[Excerpts from a dataset]
⁂
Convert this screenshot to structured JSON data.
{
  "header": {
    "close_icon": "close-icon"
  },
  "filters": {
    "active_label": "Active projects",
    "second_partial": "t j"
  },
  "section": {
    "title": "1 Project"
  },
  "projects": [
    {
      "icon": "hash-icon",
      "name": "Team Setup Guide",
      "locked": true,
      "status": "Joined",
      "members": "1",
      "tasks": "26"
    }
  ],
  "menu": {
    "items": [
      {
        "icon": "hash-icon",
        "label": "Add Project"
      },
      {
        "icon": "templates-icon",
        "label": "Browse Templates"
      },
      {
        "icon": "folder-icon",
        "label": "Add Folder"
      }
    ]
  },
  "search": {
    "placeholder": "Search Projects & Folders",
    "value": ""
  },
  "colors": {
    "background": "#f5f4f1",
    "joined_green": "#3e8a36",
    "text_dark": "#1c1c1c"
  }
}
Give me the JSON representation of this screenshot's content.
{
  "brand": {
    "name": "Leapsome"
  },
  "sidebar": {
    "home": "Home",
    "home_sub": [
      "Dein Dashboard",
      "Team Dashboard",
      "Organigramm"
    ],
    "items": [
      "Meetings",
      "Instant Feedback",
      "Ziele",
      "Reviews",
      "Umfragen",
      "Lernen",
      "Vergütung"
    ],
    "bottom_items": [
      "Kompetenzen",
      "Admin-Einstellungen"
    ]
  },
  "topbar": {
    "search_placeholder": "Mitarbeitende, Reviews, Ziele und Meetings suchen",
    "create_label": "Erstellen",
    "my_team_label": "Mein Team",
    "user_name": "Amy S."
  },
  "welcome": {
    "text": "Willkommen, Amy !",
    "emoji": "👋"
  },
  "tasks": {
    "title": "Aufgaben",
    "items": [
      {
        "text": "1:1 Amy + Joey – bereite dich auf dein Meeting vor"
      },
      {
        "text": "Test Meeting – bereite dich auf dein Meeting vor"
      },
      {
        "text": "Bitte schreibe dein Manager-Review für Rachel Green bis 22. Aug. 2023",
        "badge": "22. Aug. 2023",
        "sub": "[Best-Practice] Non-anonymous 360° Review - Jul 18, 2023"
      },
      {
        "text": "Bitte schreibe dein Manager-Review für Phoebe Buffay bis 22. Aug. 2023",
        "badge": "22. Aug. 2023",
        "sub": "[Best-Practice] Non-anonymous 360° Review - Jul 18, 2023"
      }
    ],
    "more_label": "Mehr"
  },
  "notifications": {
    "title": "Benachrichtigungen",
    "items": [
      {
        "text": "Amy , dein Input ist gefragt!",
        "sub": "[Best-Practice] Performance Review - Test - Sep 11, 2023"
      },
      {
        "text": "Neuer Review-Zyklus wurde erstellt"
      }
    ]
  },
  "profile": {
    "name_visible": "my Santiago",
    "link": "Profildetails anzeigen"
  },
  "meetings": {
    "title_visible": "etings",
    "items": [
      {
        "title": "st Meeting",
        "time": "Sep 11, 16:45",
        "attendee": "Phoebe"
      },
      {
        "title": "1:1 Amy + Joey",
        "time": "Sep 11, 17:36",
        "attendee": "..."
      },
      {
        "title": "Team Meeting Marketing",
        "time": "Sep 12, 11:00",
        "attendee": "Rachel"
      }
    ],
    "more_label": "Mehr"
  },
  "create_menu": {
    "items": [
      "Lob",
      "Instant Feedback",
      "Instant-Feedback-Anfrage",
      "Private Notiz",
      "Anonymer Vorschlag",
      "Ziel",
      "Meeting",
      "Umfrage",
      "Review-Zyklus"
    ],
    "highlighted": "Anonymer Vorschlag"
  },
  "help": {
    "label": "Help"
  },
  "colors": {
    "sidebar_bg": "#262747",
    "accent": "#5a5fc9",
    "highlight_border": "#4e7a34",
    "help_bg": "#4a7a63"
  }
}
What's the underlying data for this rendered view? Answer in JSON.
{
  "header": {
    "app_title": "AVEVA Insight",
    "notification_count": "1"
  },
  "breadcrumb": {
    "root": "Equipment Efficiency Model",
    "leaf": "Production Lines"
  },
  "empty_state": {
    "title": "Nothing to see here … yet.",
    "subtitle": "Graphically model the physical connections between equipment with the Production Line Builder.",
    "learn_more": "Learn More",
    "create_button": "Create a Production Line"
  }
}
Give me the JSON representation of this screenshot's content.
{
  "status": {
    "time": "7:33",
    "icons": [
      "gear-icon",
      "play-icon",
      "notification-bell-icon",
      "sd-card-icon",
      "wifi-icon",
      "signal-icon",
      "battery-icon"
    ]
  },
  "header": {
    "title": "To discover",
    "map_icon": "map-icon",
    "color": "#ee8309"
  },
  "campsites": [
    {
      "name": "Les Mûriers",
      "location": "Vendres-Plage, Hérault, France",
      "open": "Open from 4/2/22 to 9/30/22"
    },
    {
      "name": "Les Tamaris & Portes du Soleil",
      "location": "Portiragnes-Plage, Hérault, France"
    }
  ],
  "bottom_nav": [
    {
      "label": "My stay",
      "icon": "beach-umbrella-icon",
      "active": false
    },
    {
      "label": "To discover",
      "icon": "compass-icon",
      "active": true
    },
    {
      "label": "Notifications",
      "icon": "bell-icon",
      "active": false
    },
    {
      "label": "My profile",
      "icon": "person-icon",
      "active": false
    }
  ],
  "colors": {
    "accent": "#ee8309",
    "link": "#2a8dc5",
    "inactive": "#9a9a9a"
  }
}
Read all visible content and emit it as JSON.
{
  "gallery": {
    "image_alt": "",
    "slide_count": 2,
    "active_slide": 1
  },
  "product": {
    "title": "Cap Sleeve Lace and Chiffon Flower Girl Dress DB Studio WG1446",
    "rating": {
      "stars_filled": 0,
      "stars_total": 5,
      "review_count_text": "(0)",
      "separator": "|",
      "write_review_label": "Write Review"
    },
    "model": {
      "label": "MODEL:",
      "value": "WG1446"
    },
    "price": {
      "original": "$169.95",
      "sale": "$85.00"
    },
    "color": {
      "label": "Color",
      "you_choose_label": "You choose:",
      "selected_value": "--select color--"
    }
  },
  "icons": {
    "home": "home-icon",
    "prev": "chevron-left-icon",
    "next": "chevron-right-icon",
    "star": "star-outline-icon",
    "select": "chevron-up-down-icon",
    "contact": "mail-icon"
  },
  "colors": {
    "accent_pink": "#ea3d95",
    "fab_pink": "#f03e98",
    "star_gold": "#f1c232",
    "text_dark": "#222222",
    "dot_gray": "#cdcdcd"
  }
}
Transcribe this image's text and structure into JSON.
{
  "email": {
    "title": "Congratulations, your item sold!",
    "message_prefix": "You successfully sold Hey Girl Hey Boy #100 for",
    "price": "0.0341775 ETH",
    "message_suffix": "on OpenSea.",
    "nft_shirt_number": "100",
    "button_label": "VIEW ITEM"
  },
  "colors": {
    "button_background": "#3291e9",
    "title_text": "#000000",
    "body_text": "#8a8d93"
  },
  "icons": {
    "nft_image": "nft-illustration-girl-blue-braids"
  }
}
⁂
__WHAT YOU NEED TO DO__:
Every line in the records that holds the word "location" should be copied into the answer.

__RESULT__:
      "location": "Vendres-Plage, Hérault, France",
      "location": "Portiragnes-Plage, Hérault, France"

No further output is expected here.